Bi, NS; Yang, ZS; Wang, HJ; Fan, DJ; Sun, XX; Lei, K (2011). Seasonal variation of suspended-sediment transport through the southern Bohai Strait. ESTUARINE COASTAL AND SHELF SCIENCE, 93(3), 239-247.

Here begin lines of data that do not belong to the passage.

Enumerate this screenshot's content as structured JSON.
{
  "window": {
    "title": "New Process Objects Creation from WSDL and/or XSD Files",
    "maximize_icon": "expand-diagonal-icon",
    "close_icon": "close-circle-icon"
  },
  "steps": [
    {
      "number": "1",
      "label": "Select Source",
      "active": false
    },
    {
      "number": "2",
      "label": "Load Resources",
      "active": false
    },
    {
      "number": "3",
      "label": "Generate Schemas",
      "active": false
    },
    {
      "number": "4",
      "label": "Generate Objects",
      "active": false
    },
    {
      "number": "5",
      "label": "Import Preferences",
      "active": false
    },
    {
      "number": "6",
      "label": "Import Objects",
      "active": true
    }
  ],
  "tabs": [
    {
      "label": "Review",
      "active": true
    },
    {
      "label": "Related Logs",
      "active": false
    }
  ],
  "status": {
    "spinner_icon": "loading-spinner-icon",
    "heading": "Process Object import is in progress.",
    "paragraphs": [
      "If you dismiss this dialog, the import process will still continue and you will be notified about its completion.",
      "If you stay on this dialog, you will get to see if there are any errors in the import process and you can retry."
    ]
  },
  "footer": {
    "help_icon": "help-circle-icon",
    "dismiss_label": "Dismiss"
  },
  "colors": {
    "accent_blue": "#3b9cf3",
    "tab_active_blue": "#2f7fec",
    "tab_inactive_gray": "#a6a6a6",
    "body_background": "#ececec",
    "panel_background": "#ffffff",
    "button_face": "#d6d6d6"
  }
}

Based on field observations made in winter 2006 and summer 2007 and on multiscene MODerate resolution Imaging Spectrometer (MODIS) imagery, the seasonal variation of suspended-sediment transport in the southern Bohai Strait and its possible mechanisms are examined. The field observations in two different seasons allow an exponential empirical model to be used to retrieve suspended-sediment concentration (SSC) from MODIS imagery. Both the field-survey data and the MODIS-derived SSC show that the sediment transport in the southern Bohai Strait has a significant seasonal variation due to the seasonally varying thermohaline structure of the water column and the hydrodynamics resulting from the seasonally alternating monsoons. The SSC in winter is approximately 3-10 times higher than in summer. Considering the seasonal variation of water flux (WF) and SSC, the annual sediment flux (SSF) through the southern Bohai Strait is estimated to be approximately 40.0 Mt yr(-1), about 4-8 times previous estimates, which did not take into account seasonal variation. Although the Huanghe (Yellow River) discharges a large amount of sediment in the summer, the SSF through the southern Bohai Strait in the winter (similar to 32.0 Mt) is about 4 times greater than it is in the summer. The strong seasonal variability of SSF through the southern Bohai Strait indicates that strong resuspension along the coast of the Huanghe delta in winter and enhanced longshore transport by coastal currents due to winter monsoon activity might be the major mechanisms of cross-strait transport of sediment in winter. Crown Copyright (C) 2011 Published by Elsevier Ltd. All rights reserved.